Description of the task>
For every entry below, give an exact repeat and leave out the pictures.

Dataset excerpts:
※

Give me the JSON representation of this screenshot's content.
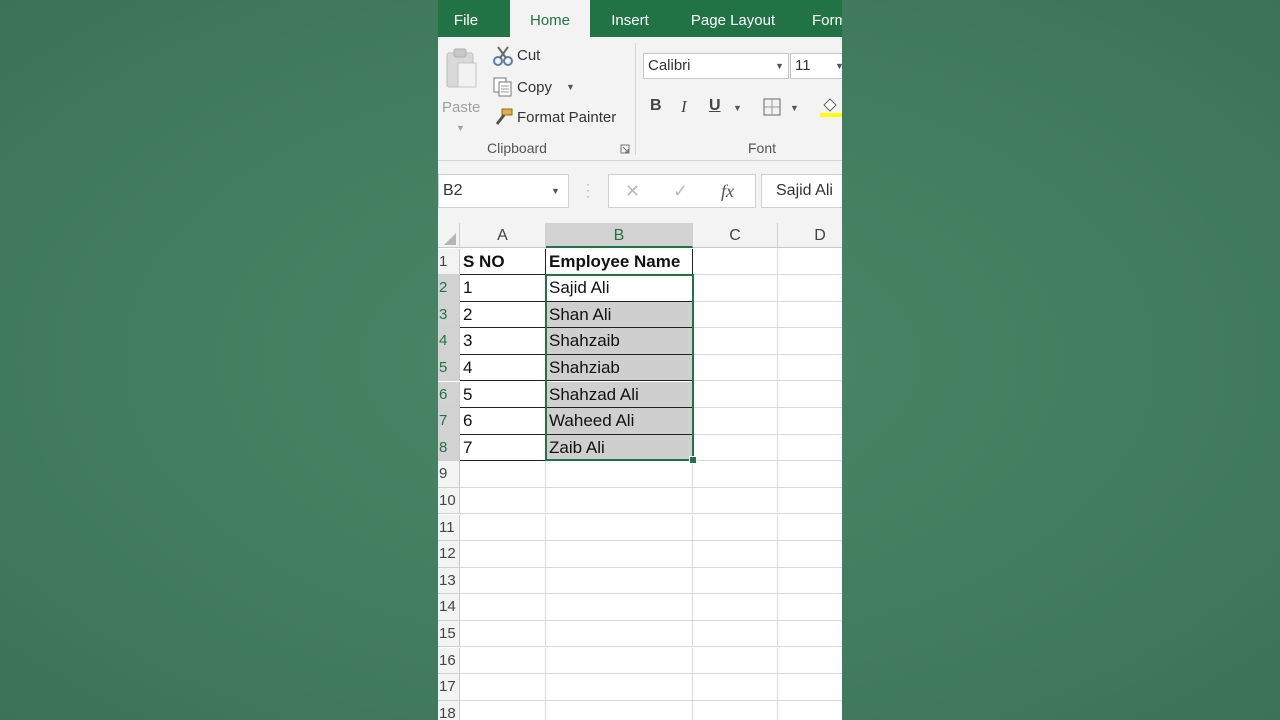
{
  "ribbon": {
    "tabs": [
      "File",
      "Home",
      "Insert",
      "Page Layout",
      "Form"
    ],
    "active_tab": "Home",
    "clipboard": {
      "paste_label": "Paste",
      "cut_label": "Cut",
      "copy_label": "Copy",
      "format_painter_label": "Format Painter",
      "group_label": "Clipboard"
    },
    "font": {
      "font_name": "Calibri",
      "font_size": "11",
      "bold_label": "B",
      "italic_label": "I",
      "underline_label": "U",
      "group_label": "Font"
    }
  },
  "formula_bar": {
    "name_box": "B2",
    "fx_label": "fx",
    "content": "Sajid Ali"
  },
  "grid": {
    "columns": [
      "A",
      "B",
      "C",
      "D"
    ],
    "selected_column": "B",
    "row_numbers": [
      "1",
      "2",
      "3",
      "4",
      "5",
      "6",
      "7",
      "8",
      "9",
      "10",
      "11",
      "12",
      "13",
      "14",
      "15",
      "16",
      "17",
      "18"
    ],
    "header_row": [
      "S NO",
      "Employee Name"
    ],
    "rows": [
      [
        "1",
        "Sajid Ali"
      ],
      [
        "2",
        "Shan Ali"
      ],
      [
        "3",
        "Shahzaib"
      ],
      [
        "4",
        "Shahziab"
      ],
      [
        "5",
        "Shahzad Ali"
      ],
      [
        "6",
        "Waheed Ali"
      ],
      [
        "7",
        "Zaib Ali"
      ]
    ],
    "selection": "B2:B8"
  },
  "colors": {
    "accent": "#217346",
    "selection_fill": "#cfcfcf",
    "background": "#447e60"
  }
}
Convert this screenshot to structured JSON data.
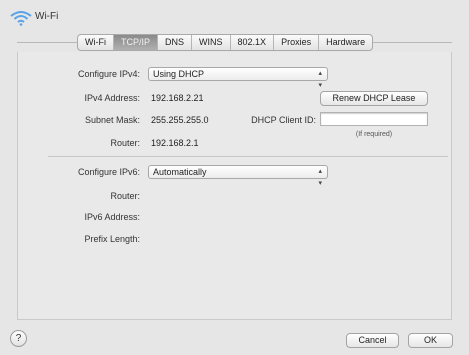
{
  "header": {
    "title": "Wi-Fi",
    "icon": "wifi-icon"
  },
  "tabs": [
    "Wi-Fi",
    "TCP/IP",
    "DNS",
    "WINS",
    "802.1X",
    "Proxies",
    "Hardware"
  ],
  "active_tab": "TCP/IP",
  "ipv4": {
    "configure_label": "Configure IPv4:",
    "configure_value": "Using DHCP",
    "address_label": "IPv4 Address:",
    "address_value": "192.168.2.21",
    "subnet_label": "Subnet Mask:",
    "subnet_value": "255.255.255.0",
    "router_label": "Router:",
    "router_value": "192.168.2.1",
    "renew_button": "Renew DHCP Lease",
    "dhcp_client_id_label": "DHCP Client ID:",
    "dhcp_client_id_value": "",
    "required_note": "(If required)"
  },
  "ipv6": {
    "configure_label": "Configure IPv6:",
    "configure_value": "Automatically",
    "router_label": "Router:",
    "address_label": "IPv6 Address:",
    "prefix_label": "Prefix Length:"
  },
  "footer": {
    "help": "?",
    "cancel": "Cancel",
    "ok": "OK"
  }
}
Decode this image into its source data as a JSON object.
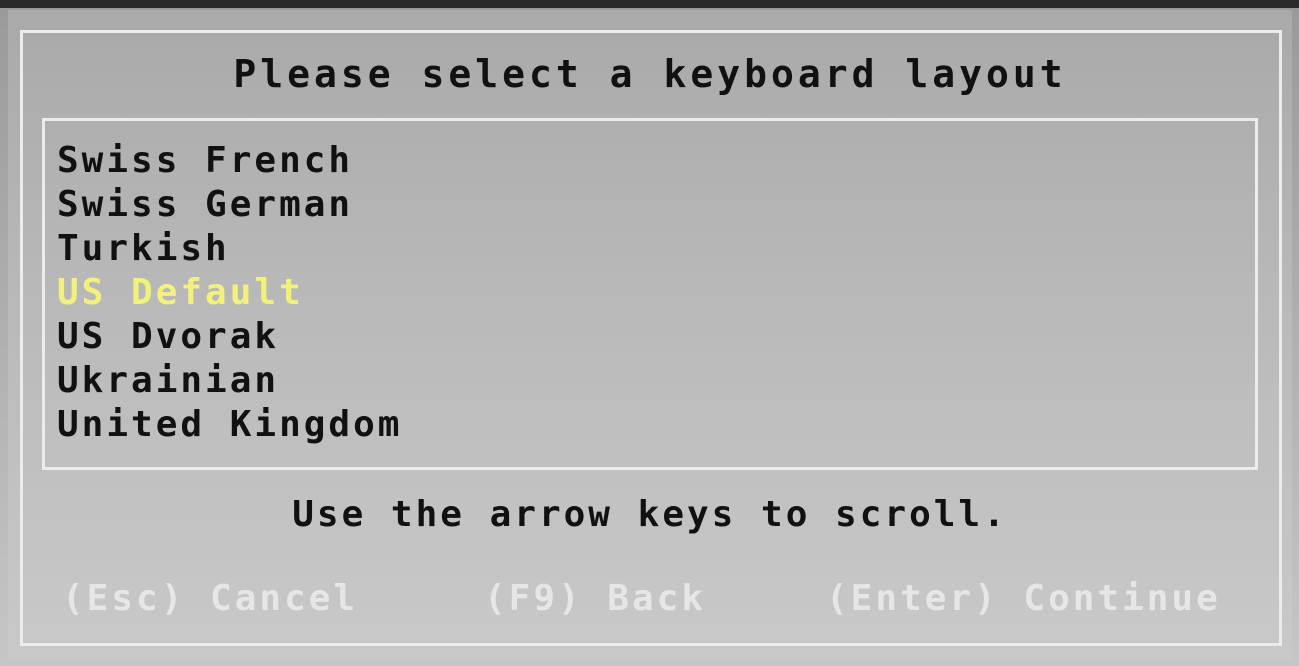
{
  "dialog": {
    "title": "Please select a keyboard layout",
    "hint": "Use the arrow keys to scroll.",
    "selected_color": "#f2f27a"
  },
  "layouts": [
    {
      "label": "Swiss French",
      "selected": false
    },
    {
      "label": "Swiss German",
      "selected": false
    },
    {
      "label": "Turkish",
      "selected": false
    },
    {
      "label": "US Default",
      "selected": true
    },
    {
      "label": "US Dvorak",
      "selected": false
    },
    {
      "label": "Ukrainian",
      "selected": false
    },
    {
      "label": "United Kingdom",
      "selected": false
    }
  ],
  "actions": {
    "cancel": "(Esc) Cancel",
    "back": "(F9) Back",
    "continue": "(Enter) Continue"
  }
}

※

Answer box>
Give me the JSON representation of this screenshot's content.
{
  "ribbon": {
    "tabs": [
      "File",
      "Home",
      "Insert",
      "Page Layout",
      "Form"
    ],
    "active_tab": "Home",
    "clipboard": {
      "paste_label": "Paste",
      "cut_label": "Cut",
      "copy_label": "Copy",
      "format_painter_label": "Format Painter",
      "group_label": "Clipboard"
    },
    "font": {
      "font_name": "Calibri",
      "font_size": "11",
      "bold_label": "B",
      "italic_label": "I",
      "underline_label": "U",
      "group_label": "Font"
    }
  },
  "formula_bar": {
    "name_box": "B2",
    "fx_label": "fx",
    "content": "Sajid Ali"
  },
  "grid": {
    "columns": [
      "A",
      "B",
      "C",
      "D"
    ],
    "selected_column": "B",
    "row_numbers": [
      "1",
      "2",
      "3",
      "4",
      "5",
      "6",
      "7",
      "8",
      "9",
      "10",
      "11",
      "12",
      "13",
      "14",
      "15",
      "16",
      "17",
      "18"
    ],
    "header_row": [
      "S NO",
      "Employee Name"
    ],
    "rows": [
      [
        "1",
        "Sajid Ali"
      ],
      [
        "2",
        "Shan Ali"
      ],
      [
        "3",
        "Shahzaib"
      ],
      [
        "4",
        "Shahziab"
      ],
      [
        "5",
        "Shahzad Ali"
      ],
      [
        "6",
        "Waheed Ali"
      ],
      [
        "7",
        "Zaib Ali"
      ]
    ],
    "selection": "B2:B8"
  },
  "colors": {
    "accent": "#217346",
    "selection_fill": "#cfcfcf",
    "background": "#447e60"
  }
}
Convert this screenshot to structured JSON data.
{
  "header": {
    "title": "Wi-Fi",
    "icon": "wifi-icon"
  },
  "tabs": [
    "Wi-Fi",
    "TCP/IP",
    "DNS",
    "WINS",
    "802.1X",
    "Proxies",
    "Hardware"
  ],
  "active_tab": "TCP/IP",
  "ipv4": {
    "configure_label": "Configure IPv4:",
    "configure_value": "Using DHCP",
    "address_label": "IPv4 Address:",
    "address_value": "192.168.2.21",
    "subnet_label": "Subnet Mask:",
    "subnet_value": "255.255.255.0",
    "router_label": "Router:",
    "router_value": "192.168.2.1",
    "renew_button": "Renew DHCP Lease",
    "dhcp_client_id_label": "DHCP Client ID:",
    "dhcp_client_id_value": "",
    "required_note": "(If required)"
  },
  "ipv6": {
    "configure_label": "Configure IPv6:",
    "configure_value": "Automatically",
    "router_label": "Router:",
    "address_label": "IPv6 Address:",
    "prefix_label": "Prefix Length:"
  },
  "footer": {
    "help": "?",
    "cancel": "Cancel",
    "ok": "OK"
  }
}
Decode this image into its source data as a JSON object.
{
  "dialog": {
    "title": "Please select a keyboard layout",
    "hint": "Use the arrow keys to scroll.",
    "selected_color": "#f2f27a"
  },
  "layouts": [
    {
      "label": "Swiss French",
      "selected": false
    },
    {
      "label": "Swiss German",
      "selected": false
    },
    {
      "label": "Turkish",
      "selected": false
    },
    {
      "label": "US Default",
      "selected": true
    },
    {
      "label": "US Dvorak",
      "selected": false
    },
    {
      "label": "Ukrainian",
      "selected": false
    },
    {
      "label": "United Kingdom",
      "selected": false
    }
  ],
  "actions": {
    "cancel": "(Esc) Cancel",
    "back": "(F9) Back",
    "continue": "(Enter) Continue"
  }
}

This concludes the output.